Wolf plans to waive Pennsylvania liquor license fees for bars, restaurants in 2021

Lawmakers say proposal will provide $20 million in relief to the battered industry

Business COVID-19
Wolf Restaurants Licenses Source/Office of Gov. Tom Wolf

Thousands of Pennsylvania bars and restaurants have suffered during the COVID-19 pandemic. To help ease that financial burden, Gov. Tom Wolf and state lawmakers are working on plan to eliminate annual liquor license fees in 2021.

Pennsylvania bars and restaurants could see some significant financial relief in 2021 as they continue to suffer the effects of the COVID-19 pandemic on their businesses.

Gov. Tom Wolf is working with the Pennsylvania Liquor Control Board to waive pricey liquor license fees in 2021, providing more than $20 million in relief to 16,000 Pennsylvania restaurants, bars, catering clubs and hotels.

"My administration continues to look for innovative ways that we can support the bar and restaurant industry," Wolf said at a press conference in Pittsburgh on Thursday. "Eliminating liquor license fees is an important step toward helping bars and restaurants retain the capital they need to weather the storm of COVID-19."

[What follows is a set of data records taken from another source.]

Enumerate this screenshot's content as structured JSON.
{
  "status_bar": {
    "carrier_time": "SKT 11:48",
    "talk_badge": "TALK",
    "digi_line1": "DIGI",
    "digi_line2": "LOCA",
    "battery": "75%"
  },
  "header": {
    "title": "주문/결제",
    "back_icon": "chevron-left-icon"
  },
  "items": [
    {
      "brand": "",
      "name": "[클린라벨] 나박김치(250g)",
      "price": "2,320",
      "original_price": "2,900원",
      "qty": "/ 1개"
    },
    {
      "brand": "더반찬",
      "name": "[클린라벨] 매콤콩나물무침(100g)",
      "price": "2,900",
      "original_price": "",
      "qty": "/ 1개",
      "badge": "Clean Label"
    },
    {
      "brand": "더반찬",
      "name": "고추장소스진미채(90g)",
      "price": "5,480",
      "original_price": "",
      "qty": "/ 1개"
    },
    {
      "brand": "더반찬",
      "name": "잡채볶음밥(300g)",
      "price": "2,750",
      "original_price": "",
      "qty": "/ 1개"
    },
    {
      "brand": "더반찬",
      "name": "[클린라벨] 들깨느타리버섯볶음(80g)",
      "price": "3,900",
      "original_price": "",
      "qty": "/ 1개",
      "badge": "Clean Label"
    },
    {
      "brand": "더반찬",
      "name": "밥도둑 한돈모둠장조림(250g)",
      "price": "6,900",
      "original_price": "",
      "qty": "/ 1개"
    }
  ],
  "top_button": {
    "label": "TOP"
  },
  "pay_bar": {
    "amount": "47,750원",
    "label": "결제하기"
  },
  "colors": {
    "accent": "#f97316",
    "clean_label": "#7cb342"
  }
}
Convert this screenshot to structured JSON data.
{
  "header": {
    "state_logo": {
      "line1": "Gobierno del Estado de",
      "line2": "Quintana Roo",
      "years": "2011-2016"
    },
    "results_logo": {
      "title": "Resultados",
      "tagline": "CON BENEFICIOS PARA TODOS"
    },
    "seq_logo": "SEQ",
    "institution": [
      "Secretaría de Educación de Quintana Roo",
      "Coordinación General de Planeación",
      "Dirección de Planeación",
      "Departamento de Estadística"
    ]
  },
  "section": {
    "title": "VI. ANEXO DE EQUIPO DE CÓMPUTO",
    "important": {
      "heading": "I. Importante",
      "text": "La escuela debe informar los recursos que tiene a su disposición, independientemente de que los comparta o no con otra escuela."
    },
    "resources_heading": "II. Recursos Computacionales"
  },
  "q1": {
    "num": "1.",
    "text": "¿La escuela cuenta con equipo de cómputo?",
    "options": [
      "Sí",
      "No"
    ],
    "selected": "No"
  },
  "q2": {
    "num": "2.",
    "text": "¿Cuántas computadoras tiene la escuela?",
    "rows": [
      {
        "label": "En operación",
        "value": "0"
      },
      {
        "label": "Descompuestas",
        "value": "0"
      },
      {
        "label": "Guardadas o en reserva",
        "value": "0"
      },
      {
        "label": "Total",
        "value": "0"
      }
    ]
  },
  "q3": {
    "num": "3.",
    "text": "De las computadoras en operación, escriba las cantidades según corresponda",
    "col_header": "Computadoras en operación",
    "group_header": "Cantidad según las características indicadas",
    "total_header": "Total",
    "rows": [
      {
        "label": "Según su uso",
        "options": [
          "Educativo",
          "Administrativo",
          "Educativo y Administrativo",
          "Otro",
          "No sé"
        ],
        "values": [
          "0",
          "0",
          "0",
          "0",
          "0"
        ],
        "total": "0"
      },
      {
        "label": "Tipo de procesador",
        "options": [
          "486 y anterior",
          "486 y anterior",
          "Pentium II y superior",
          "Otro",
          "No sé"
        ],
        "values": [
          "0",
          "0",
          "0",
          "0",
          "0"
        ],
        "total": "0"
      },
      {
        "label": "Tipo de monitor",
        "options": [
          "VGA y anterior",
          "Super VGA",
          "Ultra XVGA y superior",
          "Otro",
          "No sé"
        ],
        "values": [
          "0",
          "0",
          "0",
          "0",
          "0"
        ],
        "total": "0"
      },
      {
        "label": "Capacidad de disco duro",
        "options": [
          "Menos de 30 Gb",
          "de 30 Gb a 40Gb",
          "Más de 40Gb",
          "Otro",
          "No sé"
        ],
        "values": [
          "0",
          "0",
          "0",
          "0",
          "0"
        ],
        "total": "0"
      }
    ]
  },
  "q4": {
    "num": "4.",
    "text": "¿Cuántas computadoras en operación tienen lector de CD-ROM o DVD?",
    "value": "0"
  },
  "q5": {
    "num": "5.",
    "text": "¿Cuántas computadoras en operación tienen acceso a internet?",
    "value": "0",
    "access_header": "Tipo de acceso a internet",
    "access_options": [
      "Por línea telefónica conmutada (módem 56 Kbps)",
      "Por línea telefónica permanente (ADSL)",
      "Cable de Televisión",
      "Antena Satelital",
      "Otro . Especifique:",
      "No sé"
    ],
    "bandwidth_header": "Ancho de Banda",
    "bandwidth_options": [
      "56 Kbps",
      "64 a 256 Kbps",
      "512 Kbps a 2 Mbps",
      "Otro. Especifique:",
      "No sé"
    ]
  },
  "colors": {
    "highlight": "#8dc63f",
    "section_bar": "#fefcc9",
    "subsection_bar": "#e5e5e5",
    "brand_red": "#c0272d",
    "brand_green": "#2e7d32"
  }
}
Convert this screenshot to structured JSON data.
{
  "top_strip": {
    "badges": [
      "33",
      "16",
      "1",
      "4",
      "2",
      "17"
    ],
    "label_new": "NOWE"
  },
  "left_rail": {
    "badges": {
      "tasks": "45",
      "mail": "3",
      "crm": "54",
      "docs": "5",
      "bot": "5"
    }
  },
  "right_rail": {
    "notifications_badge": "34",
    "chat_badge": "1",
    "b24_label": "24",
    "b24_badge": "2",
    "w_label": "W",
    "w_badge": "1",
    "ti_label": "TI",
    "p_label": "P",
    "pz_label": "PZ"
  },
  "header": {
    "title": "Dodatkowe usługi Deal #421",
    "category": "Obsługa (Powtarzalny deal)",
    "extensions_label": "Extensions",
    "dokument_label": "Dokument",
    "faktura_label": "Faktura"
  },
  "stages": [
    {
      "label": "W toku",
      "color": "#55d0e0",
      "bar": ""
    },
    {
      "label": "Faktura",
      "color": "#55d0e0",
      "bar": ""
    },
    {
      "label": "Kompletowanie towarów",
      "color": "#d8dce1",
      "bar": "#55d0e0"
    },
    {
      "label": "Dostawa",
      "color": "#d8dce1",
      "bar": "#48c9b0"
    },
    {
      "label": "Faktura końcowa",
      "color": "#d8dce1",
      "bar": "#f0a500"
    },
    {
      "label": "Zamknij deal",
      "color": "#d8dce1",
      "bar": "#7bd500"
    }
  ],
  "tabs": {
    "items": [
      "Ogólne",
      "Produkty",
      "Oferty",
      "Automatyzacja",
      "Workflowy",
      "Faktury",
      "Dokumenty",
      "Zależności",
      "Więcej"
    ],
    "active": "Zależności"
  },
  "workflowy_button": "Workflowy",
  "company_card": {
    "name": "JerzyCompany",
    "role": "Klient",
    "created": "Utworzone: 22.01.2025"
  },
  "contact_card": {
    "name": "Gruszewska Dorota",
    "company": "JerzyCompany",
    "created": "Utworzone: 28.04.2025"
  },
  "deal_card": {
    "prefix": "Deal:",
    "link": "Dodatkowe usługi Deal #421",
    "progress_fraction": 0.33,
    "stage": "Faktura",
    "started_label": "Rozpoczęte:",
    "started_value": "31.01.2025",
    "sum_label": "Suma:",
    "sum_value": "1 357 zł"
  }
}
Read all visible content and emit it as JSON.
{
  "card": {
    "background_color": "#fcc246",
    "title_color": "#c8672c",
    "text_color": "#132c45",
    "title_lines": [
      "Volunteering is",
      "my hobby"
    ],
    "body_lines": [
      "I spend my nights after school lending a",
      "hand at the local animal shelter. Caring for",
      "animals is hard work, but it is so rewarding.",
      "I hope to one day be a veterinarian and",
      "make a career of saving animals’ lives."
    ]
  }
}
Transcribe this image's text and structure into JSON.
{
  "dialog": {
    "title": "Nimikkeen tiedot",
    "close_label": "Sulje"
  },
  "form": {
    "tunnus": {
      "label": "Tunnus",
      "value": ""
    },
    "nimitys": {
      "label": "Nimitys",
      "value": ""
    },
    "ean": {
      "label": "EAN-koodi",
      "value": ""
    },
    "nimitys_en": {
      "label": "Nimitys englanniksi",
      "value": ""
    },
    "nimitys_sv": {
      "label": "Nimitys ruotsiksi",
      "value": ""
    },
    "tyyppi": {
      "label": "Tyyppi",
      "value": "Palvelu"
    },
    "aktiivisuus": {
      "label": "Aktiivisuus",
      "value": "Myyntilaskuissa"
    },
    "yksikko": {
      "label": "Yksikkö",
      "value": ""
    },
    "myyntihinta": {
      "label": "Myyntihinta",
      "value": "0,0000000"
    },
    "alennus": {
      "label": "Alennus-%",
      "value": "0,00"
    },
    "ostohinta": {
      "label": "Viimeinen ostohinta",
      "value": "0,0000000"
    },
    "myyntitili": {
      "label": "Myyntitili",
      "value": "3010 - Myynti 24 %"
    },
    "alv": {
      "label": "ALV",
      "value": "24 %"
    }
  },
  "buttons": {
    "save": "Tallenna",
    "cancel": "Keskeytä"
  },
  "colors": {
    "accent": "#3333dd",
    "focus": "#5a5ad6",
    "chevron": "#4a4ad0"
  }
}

Under the proposal, standard licensing fees would be waived through 2021 starting on Jan. 1.

"I'm glad I could work with Governor Wolf to bring help to our bars, restaurants, taverns and social clubs right now. I know this isn't a solution to the big problems this pandemic presents, and more help is needed," Rep. Dan Deasy said. "I'm working hard to enact additional measures that can help keep these vital employers in business."

Wolf was joined at LeMont Restaurant in Pittsburgh by a group of Democratic politicians from Allegheny County that included  state representatives Dan Deasy, Ed Gainey and Jake Wheatley, and Sen. Wayne Fontana.

Earlier this week, the Republican-led Pennsylvania House of Representatives narrowly failed to override the state's restrictions that limiting the capacity at restaurants. Restaurants are currently allowed to operate at 50% of their capacity indoors.

The state is in the midst of a "fall resurgence" of COVID-19 that has seen the number of coronavirus cases rise in every region of Pennsylvania.

"As new cases of the virus have jumped recently, our priority should be to continue to protect the population, and to provide targeted relief to industries most affected," Rep. Steve Malagari (D-Montgomery) said at Thursday's press conference. "Waiving liquor license fees gives some immediate relief to local businesses, while we wait for our colleagues in the General Assembly to take action to release the $1 billion remaining CARES Act funding to our communities."